I’m a slob. A big one. I try to fight it, I really do, but I always slip back into my slovenly ways. I don’t want to be a slob; it actually stresses me out to have a messy house and clutter everywhere, but I just can’t muster the strength to do better. And I’m not even in a full-blown depressive episode.
It’s not that I’m lazy â€” there’s a little of that, too â€” it’s that I only have so much energy, and I’d rather not allot that energy to cleaning my home (at this time). Maybe soon I’ll have enough time and energy to clean. It’s what I talked about when I blogged about the Spoon Theory. I have only so many spoons each day, and I have to save them to function. For the most part I save them for getting up in the morning, taking care of the kids, hygiene, making/cooking meals for the kids, my mental health advocacy and relationship with my husband, family and friends. That takes up a lot, even if it doesn’t seem like it. Everything takes a lot when you have depression. And anxiety. And a personality disorder. And, hell, an eating disorder.
It’s a full-time job being mentally ill.
But the thing is…I can’t stand it when the house is messy, which is 99% of the time. I even have a housekeeper who comes four days a week, but as soon as she leaves, my family *exists* and clutter starts forming in every corner. My housekeeper can only do so much. As it is now, she can only tidy up the clutter on the countertops and work around it. Don’t get me wrong â€” she still cleans the house, but she can’t fix the mess we’ve accumulated. That’s our job, and we suck at it super bad. It makes me anxious and stressed.
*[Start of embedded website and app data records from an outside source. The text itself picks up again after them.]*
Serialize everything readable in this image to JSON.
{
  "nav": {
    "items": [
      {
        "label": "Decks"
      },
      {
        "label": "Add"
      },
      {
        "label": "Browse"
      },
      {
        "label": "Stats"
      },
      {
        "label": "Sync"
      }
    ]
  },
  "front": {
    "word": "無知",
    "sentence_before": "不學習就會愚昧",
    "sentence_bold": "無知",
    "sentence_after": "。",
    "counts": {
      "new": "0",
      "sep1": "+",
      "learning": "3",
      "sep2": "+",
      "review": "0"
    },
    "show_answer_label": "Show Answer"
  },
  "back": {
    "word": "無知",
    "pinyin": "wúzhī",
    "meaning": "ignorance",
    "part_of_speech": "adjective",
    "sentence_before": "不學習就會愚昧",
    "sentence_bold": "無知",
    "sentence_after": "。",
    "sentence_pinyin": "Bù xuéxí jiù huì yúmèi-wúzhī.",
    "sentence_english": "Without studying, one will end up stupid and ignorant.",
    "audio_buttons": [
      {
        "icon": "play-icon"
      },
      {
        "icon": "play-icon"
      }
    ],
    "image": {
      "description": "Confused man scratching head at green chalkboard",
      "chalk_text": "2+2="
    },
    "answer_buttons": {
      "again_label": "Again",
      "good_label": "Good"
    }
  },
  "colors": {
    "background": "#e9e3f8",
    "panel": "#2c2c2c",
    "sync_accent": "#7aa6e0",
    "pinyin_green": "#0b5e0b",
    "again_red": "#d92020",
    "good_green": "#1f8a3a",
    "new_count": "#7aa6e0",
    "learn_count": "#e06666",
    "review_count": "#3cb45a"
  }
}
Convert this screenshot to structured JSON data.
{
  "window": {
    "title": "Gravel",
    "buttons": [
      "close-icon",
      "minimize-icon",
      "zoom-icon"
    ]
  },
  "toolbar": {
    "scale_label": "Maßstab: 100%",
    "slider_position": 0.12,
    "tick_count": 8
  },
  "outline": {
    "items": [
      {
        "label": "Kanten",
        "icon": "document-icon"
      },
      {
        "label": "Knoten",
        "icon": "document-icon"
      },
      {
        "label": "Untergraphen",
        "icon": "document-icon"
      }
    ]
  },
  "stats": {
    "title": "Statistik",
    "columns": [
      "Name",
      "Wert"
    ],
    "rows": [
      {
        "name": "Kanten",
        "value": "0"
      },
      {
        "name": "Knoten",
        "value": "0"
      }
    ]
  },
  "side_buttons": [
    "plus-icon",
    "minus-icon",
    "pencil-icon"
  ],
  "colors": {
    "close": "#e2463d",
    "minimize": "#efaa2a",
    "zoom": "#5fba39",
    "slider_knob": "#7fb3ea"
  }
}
And guilty. Even my car is cluttered. If you open the doors, sometimes trash or random items fly out. So embarrassing.
As it turns out, it’s not unusual for people with depression to be messy. An article in PsychCentral.com says when you’re depressed, it’s hard to take care of yourself and get things done. I totally agree, but here’s the thing: I’m not experiencing a depressive episode right now. Or maybe I am. A small one. I’m still capable of a lot and have some energy. But some things are hard. I guess I am experiencing some hallmarks of depression:
- decreased energy
- lack of interest
- feeling overwhelmed
BUT before I finished this blog, I totally cleaned out my closet and arranged my clothes by type and color coded everything according to the rainbow. It took a long time and a lot of effort. It made me feel better and want to work on other rooms in the house, but it’s so daunting.
Even though it can be stressful to have clutter everywhere, Verywellmind.com says this: “…There is research that supports the idea that messiness also has an upside. Kathleen Vohs, Ph.D., and her fellow researchers did a series of experiments on the psychology of messiness. They found that while working in an orderly room encouraged behaviors such as generosity and healthy eating, working in a messy environment actually led to greater creativity.” And that Albert Einstein was known for a messy desk.
Maybe I’m a creative genius. There are times when the mess doesn’t bug me. I just can’t figure out which part of me doesn’t mind the mess or hates it.
The Verywellmind.com article ended with this, “If you function fine in a messy room, then don’t let trends pressure you into pursuing a more organized or minimalistic lifestyle. However, if the messiness is something that causes you stress or if you suspect it might be a symptom of an underlying psychological problem, consider steps you can take to address the issue.”
Maybe I have a depressed personality and a non-depressed personality. I guess I need to find a way to merge the two.